[[ INPUT MATERIAL open ]]

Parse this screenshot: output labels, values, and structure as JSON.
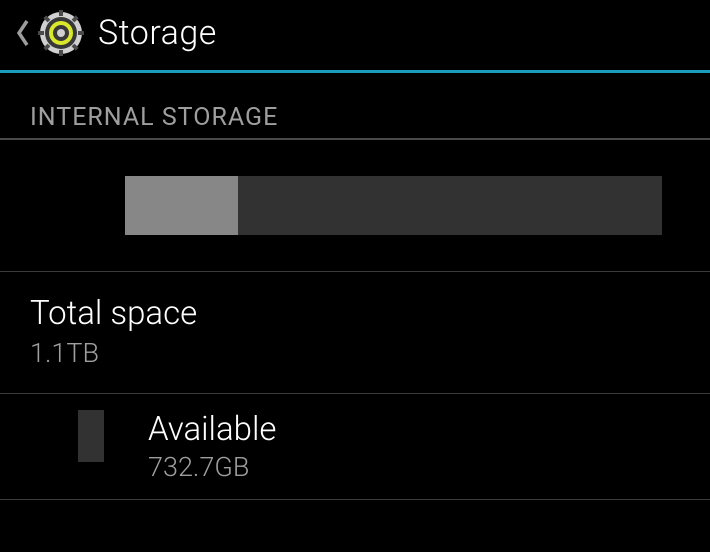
{
  "header": {
    "title": "Storage"
  },
  "section": {
    "label": "INTERNAL STORAGE"
  },
  "progress": {
    "used_percent": 21
  },
  "total": {
    "label": "Total space",
    "value": "1.1TB"
  },
  "available": {
    "label": "Available",
    "value": "732.7GB"
  }
}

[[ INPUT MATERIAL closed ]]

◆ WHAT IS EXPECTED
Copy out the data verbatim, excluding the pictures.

◆ EXERCISE SOLUTION
Parse this screenshot: output labels, values, and structure as JSON.
{
  "header": {
    "title": "Storage"
  },
  "section": {
    "label": "INTERNAL STORAGE"
  },
  "progress": {
    "used_percent": 21
  },
  "total": {
    "label": "Total space",
    "value": "1.1TB"
  },
  "available": {
    "label": "Available",
    "value": "732.7GB"
  }
}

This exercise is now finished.